SOURCE MATERIAL:
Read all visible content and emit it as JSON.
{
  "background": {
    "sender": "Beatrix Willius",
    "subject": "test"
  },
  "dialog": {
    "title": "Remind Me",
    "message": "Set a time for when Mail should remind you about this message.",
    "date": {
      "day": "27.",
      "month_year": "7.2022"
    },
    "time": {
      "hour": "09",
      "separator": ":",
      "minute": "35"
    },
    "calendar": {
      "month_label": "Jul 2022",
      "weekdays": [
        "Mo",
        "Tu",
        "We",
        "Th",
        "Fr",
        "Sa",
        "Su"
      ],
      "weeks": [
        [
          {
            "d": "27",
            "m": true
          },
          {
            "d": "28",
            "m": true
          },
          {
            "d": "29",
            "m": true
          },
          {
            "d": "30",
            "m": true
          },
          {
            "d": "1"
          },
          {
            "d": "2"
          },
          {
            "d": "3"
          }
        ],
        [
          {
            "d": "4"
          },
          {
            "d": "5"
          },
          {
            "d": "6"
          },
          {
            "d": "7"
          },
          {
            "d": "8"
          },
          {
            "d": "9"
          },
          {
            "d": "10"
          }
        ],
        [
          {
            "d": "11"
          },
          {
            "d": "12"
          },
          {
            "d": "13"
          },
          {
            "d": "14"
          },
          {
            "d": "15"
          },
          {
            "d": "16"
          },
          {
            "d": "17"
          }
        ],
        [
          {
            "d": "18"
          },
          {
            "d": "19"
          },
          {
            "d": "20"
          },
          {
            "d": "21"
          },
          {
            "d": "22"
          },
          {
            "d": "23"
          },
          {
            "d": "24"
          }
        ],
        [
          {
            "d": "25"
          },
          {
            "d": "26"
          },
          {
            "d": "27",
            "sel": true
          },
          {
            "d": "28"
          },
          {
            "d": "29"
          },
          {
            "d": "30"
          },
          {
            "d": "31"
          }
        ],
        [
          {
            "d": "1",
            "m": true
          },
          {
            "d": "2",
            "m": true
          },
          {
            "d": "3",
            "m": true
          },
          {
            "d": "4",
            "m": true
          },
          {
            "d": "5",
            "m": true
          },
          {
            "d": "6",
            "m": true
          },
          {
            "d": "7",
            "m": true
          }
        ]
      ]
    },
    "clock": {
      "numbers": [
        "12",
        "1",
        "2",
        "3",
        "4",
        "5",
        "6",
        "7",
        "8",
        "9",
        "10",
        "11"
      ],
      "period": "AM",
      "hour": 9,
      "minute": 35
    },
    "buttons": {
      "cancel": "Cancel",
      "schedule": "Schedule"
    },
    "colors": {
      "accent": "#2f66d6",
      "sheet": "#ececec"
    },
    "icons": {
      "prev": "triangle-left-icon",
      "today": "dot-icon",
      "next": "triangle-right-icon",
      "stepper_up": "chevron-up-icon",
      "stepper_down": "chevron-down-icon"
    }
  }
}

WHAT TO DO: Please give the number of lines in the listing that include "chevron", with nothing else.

ANSWER AREA: 2